NYS&W -- Niantic, Yantic, Scantic & Willimantic Traction Co.
Joe Satnik


View Profile WWW
« Reply #4 on: July 23, 2010, 09:19:22 AM »

Dear All,

These are made with DC can motors.  "All wheel drive", so either 2 motors each, or 1 motor + a drive link or links.

3Rail would know.     

If you just want one direction AC, just bypass the direction control board with a diode bridge.  Leave the digital bell board hooked up.

I suppose you could get 2 directions (hands free) with some kind of bumper switch triggered at the ends of the line, but who/what is going to change trolley poles?  What about the passengers' whiplashes from the sudden change of direction? 

It gets complicated.     

Hope this helps.

Sincerely,

Joe Satnik
Logged

If your loco is too heavy to lift, you'd better be able to ride in, on or behind it.
phillyreading

View Profile
« Reply #5 on: July 23, 2010, 02:10:39 PM »

Remember you void Shocked the warrenty!! Cry So think before you strike!
Using a diode bridge or bridge rectifier, at 6 amp rating and 50volts, as it is called is the best way to lock the car in forward. The + sign is the DC positive output to the motor, the - sign is the negative to the motor, and the track power gets hooked up to the unmarked terminals on the bridge rectifier.

Lee F.
Logged
3rail
Administrator

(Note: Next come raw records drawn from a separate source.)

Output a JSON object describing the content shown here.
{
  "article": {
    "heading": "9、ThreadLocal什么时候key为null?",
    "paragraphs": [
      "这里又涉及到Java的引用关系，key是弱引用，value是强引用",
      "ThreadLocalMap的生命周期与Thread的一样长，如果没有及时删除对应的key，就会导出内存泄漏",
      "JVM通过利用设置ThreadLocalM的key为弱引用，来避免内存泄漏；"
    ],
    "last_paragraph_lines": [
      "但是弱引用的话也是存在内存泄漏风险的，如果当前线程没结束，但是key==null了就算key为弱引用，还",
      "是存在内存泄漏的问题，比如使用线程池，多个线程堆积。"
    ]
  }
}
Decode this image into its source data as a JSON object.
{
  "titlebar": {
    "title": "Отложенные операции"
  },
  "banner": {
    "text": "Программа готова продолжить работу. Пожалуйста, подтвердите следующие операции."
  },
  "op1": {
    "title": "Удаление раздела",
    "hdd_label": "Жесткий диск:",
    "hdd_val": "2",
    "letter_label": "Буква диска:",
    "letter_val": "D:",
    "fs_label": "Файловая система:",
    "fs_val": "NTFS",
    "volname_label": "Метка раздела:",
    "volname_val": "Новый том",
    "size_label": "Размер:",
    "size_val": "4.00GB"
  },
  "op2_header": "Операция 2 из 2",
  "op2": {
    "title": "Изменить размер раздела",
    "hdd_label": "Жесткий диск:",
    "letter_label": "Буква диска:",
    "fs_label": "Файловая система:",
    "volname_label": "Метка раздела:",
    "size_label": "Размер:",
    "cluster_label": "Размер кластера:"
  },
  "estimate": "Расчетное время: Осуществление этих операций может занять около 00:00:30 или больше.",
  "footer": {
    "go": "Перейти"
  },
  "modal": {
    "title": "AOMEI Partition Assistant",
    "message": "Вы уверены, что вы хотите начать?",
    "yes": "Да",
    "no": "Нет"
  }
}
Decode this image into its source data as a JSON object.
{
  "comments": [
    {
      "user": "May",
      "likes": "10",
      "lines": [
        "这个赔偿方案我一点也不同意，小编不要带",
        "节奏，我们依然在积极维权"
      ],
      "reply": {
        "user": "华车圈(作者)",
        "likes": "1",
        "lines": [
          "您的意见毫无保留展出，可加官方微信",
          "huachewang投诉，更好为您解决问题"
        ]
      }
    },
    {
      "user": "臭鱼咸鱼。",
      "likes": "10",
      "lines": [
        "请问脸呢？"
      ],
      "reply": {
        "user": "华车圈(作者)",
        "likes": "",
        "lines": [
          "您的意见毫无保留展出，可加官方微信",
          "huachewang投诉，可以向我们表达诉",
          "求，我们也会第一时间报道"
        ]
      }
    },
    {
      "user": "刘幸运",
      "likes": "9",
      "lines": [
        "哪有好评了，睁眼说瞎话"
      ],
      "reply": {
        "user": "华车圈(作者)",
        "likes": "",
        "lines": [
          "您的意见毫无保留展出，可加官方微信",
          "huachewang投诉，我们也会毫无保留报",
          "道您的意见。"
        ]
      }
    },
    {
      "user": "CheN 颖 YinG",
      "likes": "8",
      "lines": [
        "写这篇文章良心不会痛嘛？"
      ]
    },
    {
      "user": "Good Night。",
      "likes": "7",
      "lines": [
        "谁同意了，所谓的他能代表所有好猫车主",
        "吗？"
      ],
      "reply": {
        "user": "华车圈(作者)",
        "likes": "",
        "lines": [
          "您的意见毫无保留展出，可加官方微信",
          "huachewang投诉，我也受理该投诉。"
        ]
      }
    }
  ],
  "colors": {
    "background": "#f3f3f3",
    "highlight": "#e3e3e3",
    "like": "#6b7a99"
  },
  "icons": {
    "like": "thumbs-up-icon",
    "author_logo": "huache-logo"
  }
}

View Profile
« Reply #6 on: August 01, 2010, 03:56:41 AM »

Dear All,

There are a variety of after market products that allow you to control such things as station stops etc.  without locking the direction.   They also allow for automatic reversing at the end of a point to point track.  There are several companies that make these control boards and one of them is across the aisle form us at the York TCA meet in April and October. (Dallee electronics www.dallee.com) I know that there are several other companies making similar products and I will look into it at the fall TCA meet.

Regards,

3rail
Logged
Joe Satnik


View Profile WWW
« Reply #7 on: August 01, 2010, 10:57:35 AM »

Here's an interesting video:

http://www.youtube.com/watch?v=p_JByOazEC4

Looks like normal operation is forward only, though the "reverse" control is probably used mainly for (dynamic?) braking, which I assume would "charge the line" to save electricity and wear on brake shoes.

Since forward only operation, no need to change direction of the trolley pole.  I assume turn around loops at the end of the line, or dogbone configuration. 

A factory "forward only" option/retro-fit or switch (to choose between reverse board and forward only) would be a nice idea.   

Hope this helps.

Sincerely,

Joe Satnik

 

   
Logged

If your loco is too heavy to lift, you'd better be able to ride in, on or behind it.
Pages: [1] Print 
« previous next »
Jump to:  
Powered by SMF | SMF © 2015, Simple Machines Valid XHTML 1.0! Valid CSS!